The New Yorker has a fabulous article this week about face blindness, which is a condition that I’ve suffered from for years but only recently figured out. Technically it’s called prosopagnosia, and it’s the inability to recognize faces, even when sight is normal. Mine isn’t as severe as the man in the article, who sometimes can’t recognize his own assistant, but I definitely have huge issues with people I haven’t seen SEVERAL times in rapid succession.
And if someone is out of context, I blank them. For example, I volunteer at Cedars Sinai every week, but if I see the the people I work with out of uniform at Whole Foods, I’ll walk right by. Then they think I’m rude, high, or a total freak.
Dating can be a challenge, especially on second or third dates with guys of average height who are wearing suits in a dark restaurant. I’ve developed strategies to cope: I’ll always be early, and text from the bar while pretending to be immersed in my iPhone Sudoku application so he’s forced to tap me on the shoulder. Though once I did blank a guy I’d supposedly been intimate with, so it’s not a perfect system! 😦
What’s even weirder is that I CAN recognize celebrities: Because, like artist Chuck Close (who is also face blind and says he draws portraits of his family so that he can memorize their features), I can identify people much easier from a flat surface, so photos and magazines are no problem.
In addition to people thinking I’m a) aloof or b) a space cadet, a town like LA poses other challenges because I have to use cues like raised eyebrows and smiles to figure out if I’m supposed to know a stranger. Here, EVERYONE is superficially friendly and smiles at attractive women, so I get a lot of ‘false positives’, i.e. men pretending to be know me–and I go right along with it. Two of my male friends have come clean and admitted that our first meeting happened because I actually believed the old ‘Don’t I know you from somewhere?’ chestnut.
Still, I think that face blindness (and my general horrible sense of direction) has brought me other advantages. I don’t have any proof, but I believe that my hearing and ability to read facial expression has gotten much better partially to compensate. It’s also brought me a new respect for how much we don’t know about the human brain.

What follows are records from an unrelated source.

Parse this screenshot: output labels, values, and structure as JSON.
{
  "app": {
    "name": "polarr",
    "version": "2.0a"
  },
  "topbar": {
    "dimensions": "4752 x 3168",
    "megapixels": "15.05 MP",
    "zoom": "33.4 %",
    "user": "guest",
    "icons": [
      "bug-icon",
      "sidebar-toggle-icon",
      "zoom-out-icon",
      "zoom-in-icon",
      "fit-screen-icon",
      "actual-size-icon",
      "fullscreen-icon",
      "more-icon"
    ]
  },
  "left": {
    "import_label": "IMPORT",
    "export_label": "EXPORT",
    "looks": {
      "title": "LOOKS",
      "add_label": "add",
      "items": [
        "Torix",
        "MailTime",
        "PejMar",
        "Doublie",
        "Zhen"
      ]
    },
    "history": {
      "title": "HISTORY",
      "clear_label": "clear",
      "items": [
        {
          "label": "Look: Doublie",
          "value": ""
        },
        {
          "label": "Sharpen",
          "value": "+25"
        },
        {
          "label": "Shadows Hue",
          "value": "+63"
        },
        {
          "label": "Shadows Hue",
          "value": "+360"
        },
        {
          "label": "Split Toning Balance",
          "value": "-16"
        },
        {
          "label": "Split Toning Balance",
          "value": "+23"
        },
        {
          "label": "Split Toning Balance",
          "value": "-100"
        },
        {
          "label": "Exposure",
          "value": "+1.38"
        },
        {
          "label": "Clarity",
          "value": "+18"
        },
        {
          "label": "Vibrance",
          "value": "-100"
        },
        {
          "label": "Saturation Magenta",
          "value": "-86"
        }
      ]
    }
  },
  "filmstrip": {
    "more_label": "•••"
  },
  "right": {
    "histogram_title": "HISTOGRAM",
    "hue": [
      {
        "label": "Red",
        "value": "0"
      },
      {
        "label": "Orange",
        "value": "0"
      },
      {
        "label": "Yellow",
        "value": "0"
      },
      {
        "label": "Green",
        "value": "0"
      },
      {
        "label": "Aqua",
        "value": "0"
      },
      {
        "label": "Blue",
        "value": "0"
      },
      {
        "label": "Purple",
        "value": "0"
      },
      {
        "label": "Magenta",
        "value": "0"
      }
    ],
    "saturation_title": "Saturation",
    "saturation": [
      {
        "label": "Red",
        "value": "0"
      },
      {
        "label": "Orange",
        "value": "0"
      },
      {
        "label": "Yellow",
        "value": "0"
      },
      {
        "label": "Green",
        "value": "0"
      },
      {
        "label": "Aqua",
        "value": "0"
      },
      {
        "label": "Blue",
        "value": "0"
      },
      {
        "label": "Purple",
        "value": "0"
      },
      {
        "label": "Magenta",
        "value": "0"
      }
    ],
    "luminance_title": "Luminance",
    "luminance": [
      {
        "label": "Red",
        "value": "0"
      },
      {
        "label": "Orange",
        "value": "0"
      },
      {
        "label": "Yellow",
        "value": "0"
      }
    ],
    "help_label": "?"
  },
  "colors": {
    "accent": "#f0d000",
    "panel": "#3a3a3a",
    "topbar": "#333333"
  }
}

Research suggests that this condition, in varying forms, could affect up to around 2% of the population. Still, I hope that face blindness doesn’t become the new Attention Defecit Disorder, with everyone claiming to have it. My male friends are already using it as an excuse when they can’t remember the name of a colleague or girl they dated, so that they get sympathy instead of looking totally insensitive!